This section will deal with Dell and the Referral Market. According to the Cranfield School of
Management organizations „need to consider both existing customers and intermediaries as sources of future business‟
(Relationship Marketing: Marketing Multiple Markets 2000).This is due to the fact
that satisfied customers will recommend and refer a company‟s product(s) to others, in effect becoming„advocates‟ for the organization. It is therefore important that an organization such as Dell cultivates
this market through excellent service delivery in order to retain satisfied customers, which willencourage them to refer Dell to other potential customers.
Moreover, the so called “Platinum Councils” are another means of maintaining a close customer
relationship. Dell organizes semi-annual meetings for their biggest customers inviting executives andtechnicians to discuss latest developments in technology and giving them the chance to exchange viewsand experiences. Dell intents to build and maintain a good relationship with their customers. It alsobecomes clear, that the company regards some customers more relationship worthy than others, byanalyzing customer value and segmenting. The largest customers even constitute a segment-of-one.Consequently relationship-building measures concentrate on these groups. This philosophy becomes
obvious as Dell names its biggest customers “relationship customers” in
opposing “transactioncustomers”. Furthermore,
Dell passes on customer feedback directly to its suppliers, so they are able tobenefit and adjust, e.g., their outputs quickly.
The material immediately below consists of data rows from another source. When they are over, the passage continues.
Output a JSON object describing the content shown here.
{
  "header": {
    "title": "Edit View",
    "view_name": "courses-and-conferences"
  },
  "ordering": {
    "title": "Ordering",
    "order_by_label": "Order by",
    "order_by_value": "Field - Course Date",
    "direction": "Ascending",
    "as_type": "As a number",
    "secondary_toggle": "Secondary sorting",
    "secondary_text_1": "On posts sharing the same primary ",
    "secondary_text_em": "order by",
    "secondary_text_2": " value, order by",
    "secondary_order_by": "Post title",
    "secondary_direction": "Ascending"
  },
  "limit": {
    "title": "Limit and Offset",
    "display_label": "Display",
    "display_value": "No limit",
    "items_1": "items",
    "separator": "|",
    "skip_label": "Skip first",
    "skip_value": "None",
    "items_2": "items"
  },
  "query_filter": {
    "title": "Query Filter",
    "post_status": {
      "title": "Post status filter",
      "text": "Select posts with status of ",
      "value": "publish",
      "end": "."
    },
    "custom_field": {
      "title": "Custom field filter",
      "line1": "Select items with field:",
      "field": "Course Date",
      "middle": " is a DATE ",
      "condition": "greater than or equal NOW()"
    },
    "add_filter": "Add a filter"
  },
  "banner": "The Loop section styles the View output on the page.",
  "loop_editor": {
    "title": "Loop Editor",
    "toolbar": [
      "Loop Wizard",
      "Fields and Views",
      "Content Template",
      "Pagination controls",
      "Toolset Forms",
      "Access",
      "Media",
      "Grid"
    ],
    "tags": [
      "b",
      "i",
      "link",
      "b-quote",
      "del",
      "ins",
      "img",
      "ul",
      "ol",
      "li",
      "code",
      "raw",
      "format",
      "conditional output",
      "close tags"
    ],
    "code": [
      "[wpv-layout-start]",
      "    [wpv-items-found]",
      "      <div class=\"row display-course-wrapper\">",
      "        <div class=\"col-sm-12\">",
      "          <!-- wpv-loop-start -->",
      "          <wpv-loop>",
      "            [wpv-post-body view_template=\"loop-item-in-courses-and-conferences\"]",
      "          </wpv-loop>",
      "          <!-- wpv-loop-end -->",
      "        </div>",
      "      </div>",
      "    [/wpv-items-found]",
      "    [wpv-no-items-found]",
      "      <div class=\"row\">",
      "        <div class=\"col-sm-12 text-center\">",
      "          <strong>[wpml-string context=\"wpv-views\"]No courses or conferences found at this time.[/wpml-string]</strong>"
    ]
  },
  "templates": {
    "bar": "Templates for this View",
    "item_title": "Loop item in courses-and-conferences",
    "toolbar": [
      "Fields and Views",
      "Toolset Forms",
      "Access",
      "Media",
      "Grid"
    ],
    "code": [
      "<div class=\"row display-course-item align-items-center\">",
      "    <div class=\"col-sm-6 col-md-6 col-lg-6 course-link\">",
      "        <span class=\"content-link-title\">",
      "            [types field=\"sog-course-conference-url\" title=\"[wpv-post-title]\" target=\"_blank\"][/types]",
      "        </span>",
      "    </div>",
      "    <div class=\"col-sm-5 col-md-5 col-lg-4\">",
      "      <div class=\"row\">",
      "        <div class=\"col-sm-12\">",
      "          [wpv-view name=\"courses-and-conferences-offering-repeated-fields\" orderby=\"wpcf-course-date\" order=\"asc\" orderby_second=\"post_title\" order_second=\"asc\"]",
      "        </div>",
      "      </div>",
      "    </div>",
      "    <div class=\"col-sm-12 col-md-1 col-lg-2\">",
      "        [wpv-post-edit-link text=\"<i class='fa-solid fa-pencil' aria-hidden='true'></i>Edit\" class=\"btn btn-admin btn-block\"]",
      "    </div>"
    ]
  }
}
Dell also communicates to its suppliers shifts in thedemand of certain types of models, to allow the suppliers quick adoption to customer demand. (Dell1999, p.174, 175, 179). Michael Dell points out, that through these actions, the traditional bid-buy cycleis replaced by a mutually beneficial partnership (Dell 1999, p.180, 190).Indeed, the on-line, real-time sharing of information on orders and production throughout the entiresupply chain offers clear cost advantages as well as flexibility: despite the fact that inventory is low,both, Dell and the suppliers rarely miss out on sales opportunities because of inventory limitations.(Kraemer et al. 2000, p.8). However, even more important is, Dell
is able to have the industry‟s lowest
inventory level, which means a lot in the IT-Business, where inventory depreciates rapidly. Accordingto (Mendelson and Pillai, 1998), product life cycles in the PC industry have shrunk from about 22months in 1988 to 6 months in 1997, and the price/performance of key components has continued todouble every 18 months or less.